     3. The lines of a regular succession are divided into three, which rank among themselves in the following order: 1. Descendants. 2. Ascendants. 3. Collaterals. See Descent. Vide Poth. Traite des Successions Ibid. Coutumes d'Orleans, tit. 17 Ayl. Pand. 348; Toull. liv. 3, tit. 1; Domat, h.t.; Merl. Repert. h.t.

SUCCESSION, com. law. The mode by which one set of persons, members of a corporation aggregate, acquire the rights of another set which preceded them. This term in strictness is to be applied only to such corporations. 2 Bl. Com. 430.

A Law Dictionary, Adapted to the Constitution and Laws of the United States. By John Bouvier. Published 1856.
References in periodicals archive ?
To assess the relationship between plant strategy and successional status, the year of peak cover in the BSS data was also correlated with the PCA axes.
Riverside vegetation: this category includes vegetation in different successional stages maintained by flooding and landslides that impact the streams and rivers' edge vegetation mainly during the rainy season in different forest types.
Thus, the heredity petition is the action of a person asking the court for recognition as heir or legatee of and for ordering the person holding the successional assets to return them, the rights claimed by the two sides being irreconcilable (Boroi and Stanciulescu, 2012: 657).

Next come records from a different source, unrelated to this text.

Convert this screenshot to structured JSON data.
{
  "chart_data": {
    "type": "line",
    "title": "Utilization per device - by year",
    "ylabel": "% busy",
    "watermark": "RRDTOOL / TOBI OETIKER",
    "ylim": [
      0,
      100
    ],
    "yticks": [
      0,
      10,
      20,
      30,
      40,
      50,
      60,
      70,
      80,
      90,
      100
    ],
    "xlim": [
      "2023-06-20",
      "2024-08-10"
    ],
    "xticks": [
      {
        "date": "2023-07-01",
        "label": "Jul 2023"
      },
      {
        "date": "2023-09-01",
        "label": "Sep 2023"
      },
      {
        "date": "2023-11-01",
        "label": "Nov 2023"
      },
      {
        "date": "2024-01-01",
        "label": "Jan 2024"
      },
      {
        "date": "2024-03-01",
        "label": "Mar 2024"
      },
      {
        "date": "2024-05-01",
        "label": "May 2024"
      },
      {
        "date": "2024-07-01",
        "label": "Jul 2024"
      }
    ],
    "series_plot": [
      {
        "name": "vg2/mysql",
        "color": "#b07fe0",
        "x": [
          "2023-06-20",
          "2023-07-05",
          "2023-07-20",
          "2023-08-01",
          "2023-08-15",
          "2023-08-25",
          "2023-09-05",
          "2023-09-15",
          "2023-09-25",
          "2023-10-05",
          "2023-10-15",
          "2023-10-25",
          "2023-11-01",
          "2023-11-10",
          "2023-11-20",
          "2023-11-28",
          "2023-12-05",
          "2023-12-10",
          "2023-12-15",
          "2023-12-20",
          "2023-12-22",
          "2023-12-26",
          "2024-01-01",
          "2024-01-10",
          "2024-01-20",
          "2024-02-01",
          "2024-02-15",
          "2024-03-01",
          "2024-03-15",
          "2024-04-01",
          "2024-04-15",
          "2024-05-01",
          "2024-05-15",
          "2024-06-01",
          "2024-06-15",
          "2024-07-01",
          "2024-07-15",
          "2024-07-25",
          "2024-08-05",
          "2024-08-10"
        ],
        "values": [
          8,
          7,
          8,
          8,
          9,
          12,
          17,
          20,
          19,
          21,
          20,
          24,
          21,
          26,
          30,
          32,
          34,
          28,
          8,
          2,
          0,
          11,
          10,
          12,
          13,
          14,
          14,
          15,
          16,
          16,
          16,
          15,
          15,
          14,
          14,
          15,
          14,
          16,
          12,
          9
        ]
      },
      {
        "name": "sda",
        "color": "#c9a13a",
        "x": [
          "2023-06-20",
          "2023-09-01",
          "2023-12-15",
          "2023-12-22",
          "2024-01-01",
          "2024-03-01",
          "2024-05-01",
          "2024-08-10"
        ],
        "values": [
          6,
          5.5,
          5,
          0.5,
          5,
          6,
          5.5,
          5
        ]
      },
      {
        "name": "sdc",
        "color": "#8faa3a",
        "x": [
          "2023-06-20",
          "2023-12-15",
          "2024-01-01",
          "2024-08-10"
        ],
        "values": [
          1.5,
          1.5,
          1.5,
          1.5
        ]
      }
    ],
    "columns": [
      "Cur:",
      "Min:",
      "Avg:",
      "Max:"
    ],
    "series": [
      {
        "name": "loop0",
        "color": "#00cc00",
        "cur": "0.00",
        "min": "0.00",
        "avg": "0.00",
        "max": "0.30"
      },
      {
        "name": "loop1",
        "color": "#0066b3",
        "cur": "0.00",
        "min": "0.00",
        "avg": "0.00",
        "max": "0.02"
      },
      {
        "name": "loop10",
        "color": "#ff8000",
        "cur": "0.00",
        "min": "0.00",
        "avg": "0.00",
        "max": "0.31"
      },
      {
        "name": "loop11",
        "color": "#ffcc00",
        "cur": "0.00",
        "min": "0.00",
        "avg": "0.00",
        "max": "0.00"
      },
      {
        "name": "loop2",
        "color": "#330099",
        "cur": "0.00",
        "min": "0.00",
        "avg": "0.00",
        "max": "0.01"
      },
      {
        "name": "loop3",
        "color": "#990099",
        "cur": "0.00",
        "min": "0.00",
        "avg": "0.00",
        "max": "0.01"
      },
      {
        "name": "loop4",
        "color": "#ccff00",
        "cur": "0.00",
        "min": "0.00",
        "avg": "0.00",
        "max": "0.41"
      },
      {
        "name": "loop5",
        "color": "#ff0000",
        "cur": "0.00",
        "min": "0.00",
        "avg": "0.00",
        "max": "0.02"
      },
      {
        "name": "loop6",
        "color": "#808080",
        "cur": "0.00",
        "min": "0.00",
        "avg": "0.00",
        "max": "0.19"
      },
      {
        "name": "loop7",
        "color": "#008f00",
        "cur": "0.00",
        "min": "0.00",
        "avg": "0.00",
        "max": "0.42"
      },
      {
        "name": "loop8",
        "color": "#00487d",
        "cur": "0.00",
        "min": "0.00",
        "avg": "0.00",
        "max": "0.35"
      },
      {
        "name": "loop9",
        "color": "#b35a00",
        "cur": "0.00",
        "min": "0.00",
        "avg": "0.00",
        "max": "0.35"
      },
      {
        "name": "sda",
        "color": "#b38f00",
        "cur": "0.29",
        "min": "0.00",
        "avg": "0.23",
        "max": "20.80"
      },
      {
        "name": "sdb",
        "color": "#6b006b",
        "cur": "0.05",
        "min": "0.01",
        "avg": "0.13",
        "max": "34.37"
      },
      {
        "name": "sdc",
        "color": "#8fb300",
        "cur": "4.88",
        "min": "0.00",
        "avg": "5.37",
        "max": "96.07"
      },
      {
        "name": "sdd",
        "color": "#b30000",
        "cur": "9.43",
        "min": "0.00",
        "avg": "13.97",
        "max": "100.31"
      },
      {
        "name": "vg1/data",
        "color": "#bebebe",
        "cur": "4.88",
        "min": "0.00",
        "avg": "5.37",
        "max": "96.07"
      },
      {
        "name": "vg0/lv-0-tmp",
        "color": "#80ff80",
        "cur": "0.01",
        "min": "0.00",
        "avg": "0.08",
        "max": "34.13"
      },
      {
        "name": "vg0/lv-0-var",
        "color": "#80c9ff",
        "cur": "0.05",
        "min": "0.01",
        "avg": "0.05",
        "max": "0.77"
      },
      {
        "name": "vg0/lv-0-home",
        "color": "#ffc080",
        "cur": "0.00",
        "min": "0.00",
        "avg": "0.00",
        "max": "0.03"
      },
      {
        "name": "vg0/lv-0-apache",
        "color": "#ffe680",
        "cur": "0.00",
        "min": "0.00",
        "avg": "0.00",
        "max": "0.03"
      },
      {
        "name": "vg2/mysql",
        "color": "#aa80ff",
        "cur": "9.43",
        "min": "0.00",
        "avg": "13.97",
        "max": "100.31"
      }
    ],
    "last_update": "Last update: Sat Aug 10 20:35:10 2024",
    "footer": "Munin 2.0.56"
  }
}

Comparing the forest fragments, the highest values of richness of the edaphic arthropod community were observed in the forest fragments in intermediate successional stages, FF2 and FF3, followed by the forest fragments in the advanced and initial successional stages, FF4 and FF1, respectively (Table 1).
In Indiana, there was a noticeable peak in timber harvest (i.e., early successional habitat creation) in the late 1980s, corresponding with subsequent peaks in chestnut-sided warbler breeding activity within the state (Whitehead et al.
Acer negundo is an early successional species that does not tolerate severe floods.
As a result, secondary forests are gradually recovering through natural successional processes in the humid subtropical region of eastern China (Wang et al.
The following standard phyto-sociological parameters for each successional stage were also calculated: absolute density, relative density, absolute dominance, relative dominance, absolute frequency, relative frequency, importance value index (IVI), and coverage value index (CVI; Kent and Coker, 1992).
Then the team developed strategies that targeted the ecological processes contributing to the successional dynamics at each site.
Comparisons between early and late successional species suggest that these two groups generally exhibit different capacities for light acclimation (Bjorkman, 1981; Strauss-Debenedetti and Bazzaz, 1996; Valladares et al., 2000; Cai et al., 2005).
Variable importance metrics indicated that a corrected Normalized Difference Vegetation Index (NDVIc) and terrain variables improved discrimination of forest successional types and wetlands in the study area.